Author: Stephen S. Zimmer
The incidence of bulimia has reached epidemic proportions. The overwhelming majority of people in treatment for bulimia are women. This is due to a variety of factors, including sex-role stereotypes and societal pressures on women to be thin. I suspect, however, that there are many more men suffering from this disorder than would be indicated by treatment records. The fact that bulimia is commonly thought of as a “women’s disorder” probably inhibits men from acknowledging the problem in themselves or from seeking help.
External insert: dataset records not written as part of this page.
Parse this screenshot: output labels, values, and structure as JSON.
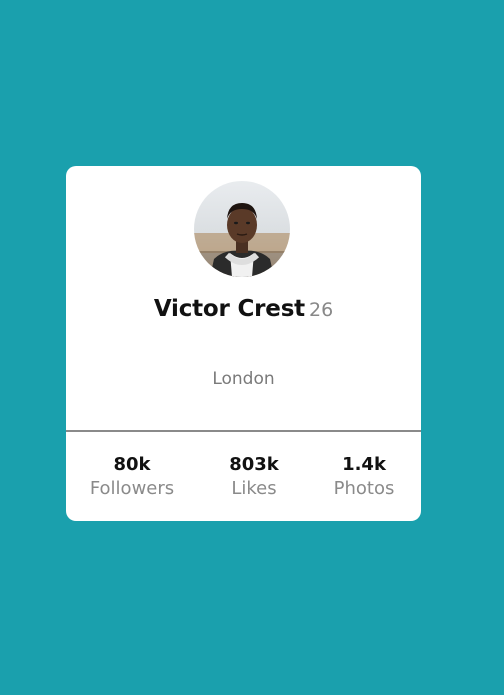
{
  "profile": {
    "name": "Victor Crest",
    "age": "26",
    "location": "London",
    "avatar_icon": "user-avatar-photo"
  },
  "stats": [
    {
      "value": "80k",
      "label": "Followers"
    },
    {
      "value": "803k",
      "label": "Likes"
    },
    {
      "value": "1.4k",
      "label": "Photos"
    }
  ],
  "colors": {
    "background": "#1aa0ad",
    "card": "#ffffff",
    "name": "#111111",
    "muted": "#8a8a8a"
  }
}
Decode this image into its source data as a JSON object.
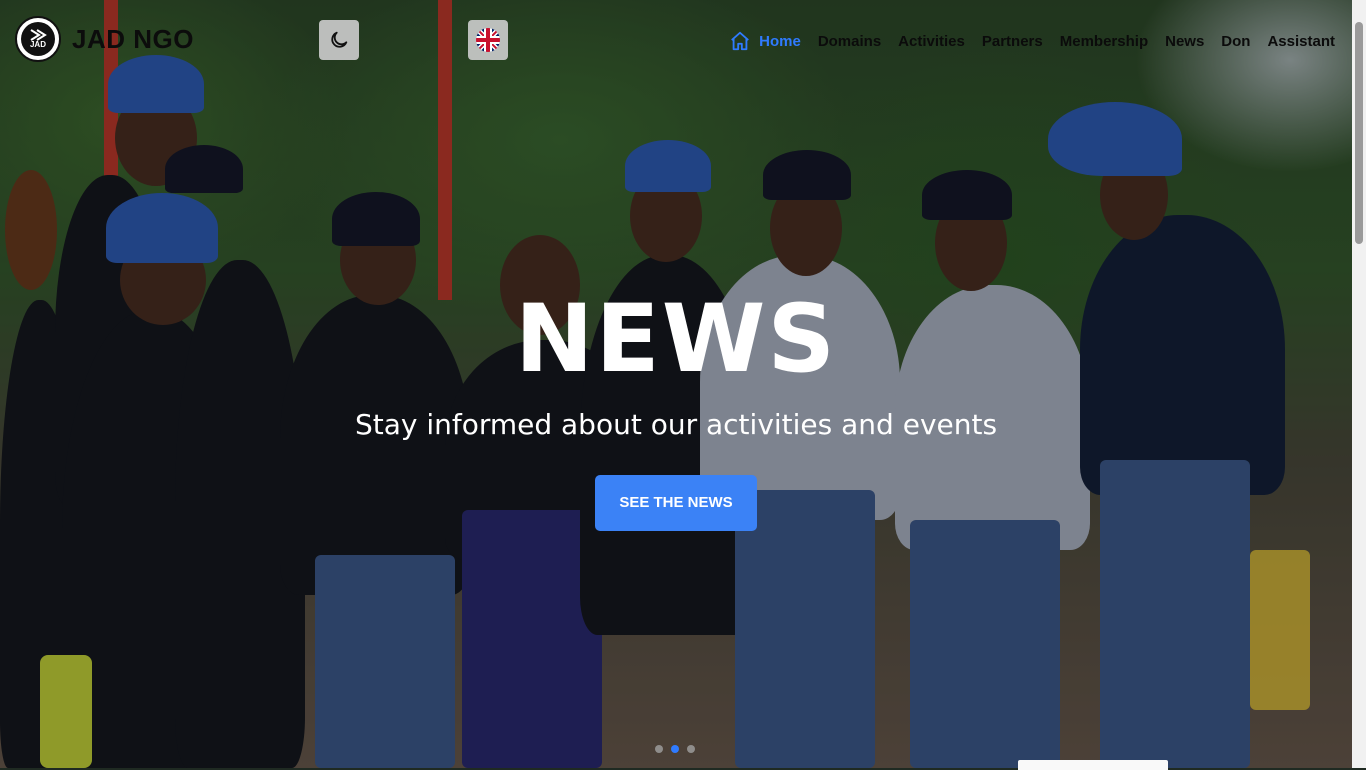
{
  "header": {
    "brand": "JAD NGO",
    "logo_text": "JAD",
    "theme_toggle_icon": "moon-icon",
    "language_icon": "uk-flag-icon"
  },
  "nav": {
    "items": [
      {
        "label": "Home",
        "active": true,
        "icon": "home-icon"
      },
      {
        "label": "Domains"
      },
      {
        "label": "Activities"
      },
      {
        "label": "Partners"
      },
      {
        "label": "Membership"
      },
      {
        "label": "News"
      },
      {
        "label": "Don"
      },
      {
        "label": "Assistant"
      }
    ]
  },
  "hero": {
    "title": "NEWS",
    "subtitle": "Stay informed about our activities and events",
    "button_label": "SEE THE NEWS",
    "carousel": {
      "slides": 3,
      "active_index": 1
    }
  },
  "colors": {
    "accent": "#3b82f6",
    "active_nav": "#2f7bff"
  }
}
The physical and psychological toll of binging and purging is great. Common physical consequences include dental enamel erosion (an irreversible condition), increased cavities, irregular menstrual cycles or none at all (amenorrhea), electrolyte imbalance leading to muscle cramping and weakness, dehydration manifested by dry skin and brittle hair and nails, cold intolerance, and digestive problems.